GOAL OF THE EXERCISE
What is the number of lines below that include "folder"? Give that number alone.

-- SUPPLIED RECORDS follows --

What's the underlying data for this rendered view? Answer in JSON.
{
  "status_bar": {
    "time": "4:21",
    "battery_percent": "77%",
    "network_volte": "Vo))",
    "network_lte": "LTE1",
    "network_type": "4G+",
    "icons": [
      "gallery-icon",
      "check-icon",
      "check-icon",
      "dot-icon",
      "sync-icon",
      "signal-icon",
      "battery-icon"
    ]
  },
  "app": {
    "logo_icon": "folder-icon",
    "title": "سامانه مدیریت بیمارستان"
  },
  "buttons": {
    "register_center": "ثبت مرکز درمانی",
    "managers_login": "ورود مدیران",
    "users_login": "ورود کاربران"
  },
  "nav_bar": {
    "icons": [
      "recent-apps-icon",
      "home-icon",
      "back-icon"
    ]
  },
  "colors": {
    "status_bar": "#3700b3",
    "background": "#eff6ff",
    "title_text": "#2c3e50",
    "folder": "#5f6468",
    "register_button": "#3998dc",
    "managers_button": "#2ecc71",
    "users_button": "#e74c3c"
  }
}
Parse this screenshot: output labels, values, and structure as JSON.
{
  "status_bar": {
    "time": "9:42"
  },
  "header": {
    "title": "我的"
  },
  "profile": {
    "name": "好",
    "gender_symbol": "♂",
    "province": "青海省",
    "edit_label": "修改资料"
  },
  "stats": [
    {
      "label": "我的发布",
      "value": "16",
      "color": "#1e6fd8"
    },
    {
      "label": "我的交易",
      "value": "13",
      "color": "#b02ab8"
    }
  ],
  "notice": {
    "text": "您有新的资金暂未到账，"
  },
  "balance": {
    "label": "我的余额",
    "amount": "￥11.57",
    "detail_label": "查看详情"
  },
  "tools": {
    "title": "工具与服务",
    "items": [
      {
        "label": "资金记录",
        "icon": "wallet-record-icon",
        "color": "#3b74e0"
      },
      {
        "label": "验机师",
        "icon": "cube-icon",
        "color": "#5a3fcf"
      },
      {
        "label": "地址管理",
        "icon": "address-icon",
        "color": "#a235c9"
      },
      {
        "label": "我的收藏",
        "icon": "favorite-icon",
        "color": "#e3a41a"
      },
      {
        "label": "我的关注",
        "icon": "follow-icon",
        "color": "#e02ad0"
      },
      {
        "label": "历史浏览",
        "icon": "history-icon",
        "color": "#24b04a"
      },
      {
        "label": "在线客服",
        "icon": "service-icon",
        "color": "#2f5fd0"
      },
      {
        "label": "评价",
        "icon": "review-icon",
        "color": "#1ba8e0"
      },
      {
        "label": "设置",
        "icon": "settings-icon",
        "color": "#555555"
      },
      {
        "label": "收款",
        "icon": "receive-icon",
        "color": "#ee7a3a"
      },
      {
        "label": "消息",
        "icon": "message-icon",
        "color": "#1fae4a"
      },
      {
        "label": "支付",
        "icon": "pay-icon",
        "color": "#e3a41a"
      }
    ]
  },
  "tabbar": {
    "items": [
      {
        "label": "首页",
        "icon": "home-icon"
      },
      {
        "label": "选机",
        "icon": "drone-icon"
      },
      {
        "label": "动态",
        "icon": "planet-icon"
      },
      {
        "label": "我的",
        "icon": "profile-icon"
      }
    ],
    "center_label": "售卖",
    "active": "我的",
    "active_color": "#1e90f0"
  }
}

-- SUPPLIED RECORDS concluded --

RESPONSE TO THIS TASK
2